  3. Key in the proper coin amount for advanced students and place money in the cash register.
  4. Students rotate through each step, taking turns as they walk around the table buying beans.
  5. Students who are ready for addition and subtraction can purchase several beans at a time or take large coinage and make change at the register.

Art Center: Yellow Color-Family Experimentation

  1. Paint stripes of warm colors, or shades and tints of yellow, on a large egg shape. Measure each stripe with a string. How long is it? How wide is it?
  2. Do straw blowing art with gold tints and shades. Using nonstandard objects, measure how long the lines are from the bottom to the top.
  3. Drop shades and tints of any one color family on a coffee filter with eye droppers. The next day draw and cut egg shapes of different sizes from the filters or use colored construction papers from a color family. Glue them in order from largest to smallest on a piece of paper and measure how long and wide each one is. Write the measurement on the paper next to each egg.

Nonstandard Length Measuring Center: Class Add-on Giant Beanstalk

  1. Make a group giant beanstalk. Each person picks a paper that tells how much of the beanstalk s/he should draw. The student measures that distance on a piece of construction paper from the bottom of the paper to the top of his/her measurement, then draws the beanstalk and writes his/her name on it and how long it is (six links, two pencils, etc.).
  2. Each child then cuts his/her beanstalk piece off at the top and connects it with tape to the portion of the beanstalk that has been completed.
  3. When they are done, students work together to make a beanstalk out of blocks lying down. Measure it and put it away before leaving the center.
  4. After everyone has visited the center, measure the beanstalk as a group activity. How long is it? How wide is it at different points? Use string, links, etc., to measure the class beanstalk.

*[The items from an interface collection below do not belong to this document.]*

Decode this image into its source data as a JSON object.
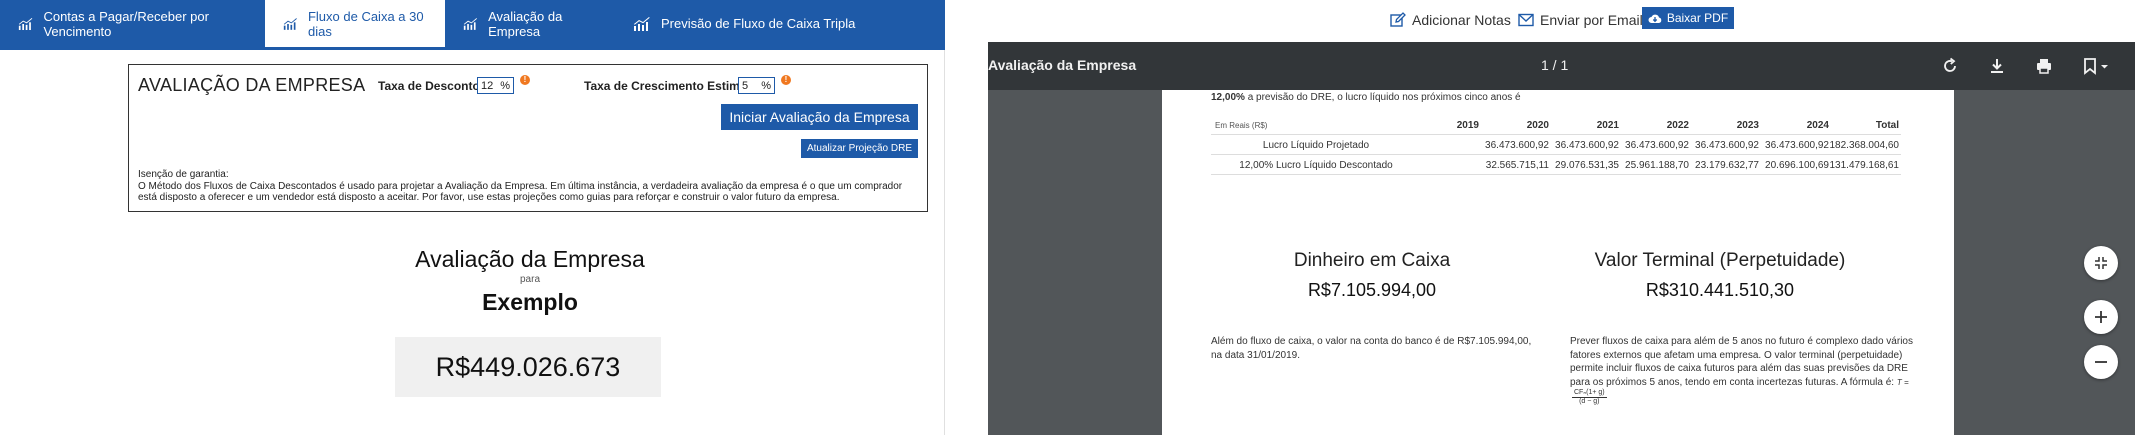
{
  "tabs": [
    {
      "label": "Contas a Pagar/Receber por Vencimento",
      "active": false
    },
    {
      "label": "Fluxo de Caixa a 30 dias",
      "active": true
    },
    {
      "label": "Avaliação da Empresa",
      "active": false
    },
    {
      "label": "Previsão de Fluxo de Caixa Tripla",
      "active": false
    }
  ],
  "form": {
    "title": "AVALIAÇÃO DA EMPRESA",
    "discount_label": "Taxa de Desconto",
    "discount_value": "12",
    "growth_label": "Taxa de Crescimento Estimada",
    "growth_value": "5",
    "percent": "%",
    "info_glyph": "!",
    "start_button": "Iniciar Avaliação da Empresa",
    "update_button": "Atualizar Projeção DRE",
    "disclaimer_title": "Isenção de garantia:",
    "disclaimer_text": "O Método dos Fluxos de Caixa Descontados é usado para projetar a Avaliação da Empresa. Em última instância, a verdadeira avaliação da empresa é o que um comprador está disposto a oferecer e um vendedor está disposto a aceitar. Por favor, use estas projeções como guias para reforçar e construir o valor futuro da empresa."
  },
  "valuation": {
    "title": "Avaliação da Empresa",
    "for": "para",
    "company": "Exemplo",
    "value": "R$449.026.673"
  },
  "toolbar": {
    "add_notes": "Adicionar Notas",
    "send_email": "Enviar por Email",
    "download_pdf": "Baixar PDF"
  },
  "viewer": {
    "title": "Avaliação da Empresa",
    "pages": "1  /  1",
    "intro_bold": "12,00%",
    "intro_rest": " a previsão do DRE, o lucro líquido nos próximos cinco anos é",
    "table": {
      "unit": "Em Reais (R$)",
      "headers": [
        "2019",
        "2020",
        "2021",
        "2022",
        "2023",
        "2024",
        "Total"
      ],
      "rows": [
        {
          "label": "Lucro Líquido Projetado",
          "values": [
            "",
            "36.473.600,92",
            "36.473.600,92",
            "36.473.600,92",
            "36.473.600,92",
            "36.473.600,92",
            "182.368.004,60"
          ]
        },
        {
          "label": "12,00% Lucro Líquido Descontado",
          "values": [
            "",
            "32.565.715,11",
            "29.076.531,35",
            "25.961.188,70",
            "23.179.632,77",
            "20.696.100,69",
            "131.479.168,61"
          ]
        }
      ]
    },
    "cash_title": "Dinheiro em Caixa",
    "cash_value": "R$7.105.994,00",
    "terminal_title": "Valor Terminal (Perpetuidade)",
    "terminal_value": "R$310.441.510,30",
    "cash_text": "Além do fluxo de caixa, o valor na conta do banco é de R$7.105.994,00, na data 31/01/2019.",
    "terminal_text": "Prever fluxos de caixa para além de 5 anos no futuro é complexo dado vários fatores externos que afetam uma empresa. O valor terminal (perpetuidade) permite incluir fluxos de caixa futuros para além das suas previsões da DRE para os próximos 5 anos, tendo em conta incertezas futuras. A fórmula é:",
    "formula_lhs": "T =",
    "formula_num": "CFₙ(1+ g)",
    "formula_den": "(d − g)"
  },
  "colors": {
    "brand_blue": "#1e5aa8",
    "info_orange": "#f07820",
    "viewer_bar": "#323639",
    "viewer_bg": "#525659"
  }
}
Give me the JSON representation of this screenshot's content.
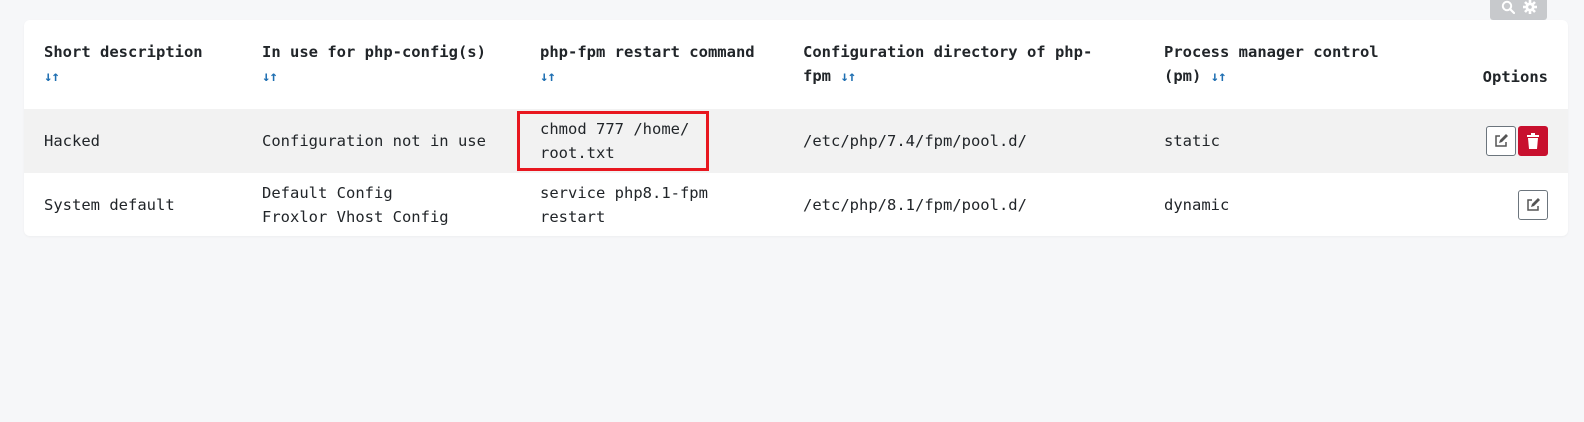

Problem Solving Center:

  • Look at pictures of bare deciduous trees. Are the trunks the same width at the bottom as at the top? Why? Where do the trunks end? How do they compare with the beanstalk in the picture books? Is the beanstalk a tree?

Music Center: The Golden Harp—Long and Short Strings/ High and Low Sounds

  1. Make and play instruments made from elastics and wood blocks. Measure how long the strings are. Do the longer strings make higher or lower sounds?
  2. Measure and play auto harp strings, guitar or ukulele strings, etc.
  3. Use a spoon to tap cups of water more full and less full. (About 1”, 3”, 5”, and 7” of water in four clear cups.) Measure the water with snap-together cubes. Is the sound higher or lower? Why?
  4. Play fast, slow, loud and soft on each instrument. Which ones are the loudest? Why?
  5. Have a harpist come in and play, if possible, for a whole group activity.

Reading/Writing Center

  1. Read The Big Stem book (pdf) about Jack and illustrate it.
  2. Read the Days of the Week: Beanstalk Story (pdf). Highlight the day of the week on each page, both on the calendar heading and in the text. Illustrate the book.
  3. Contribute to making a class book from the story. Make a page showing something you can measure in the story and write a sentence about it. (“I can weigh the eggs.” or “I can measure the beanstalk.” or “I can measure the giant.,” etc.)

Created: 09/13/2004
Updated: 02/05/2018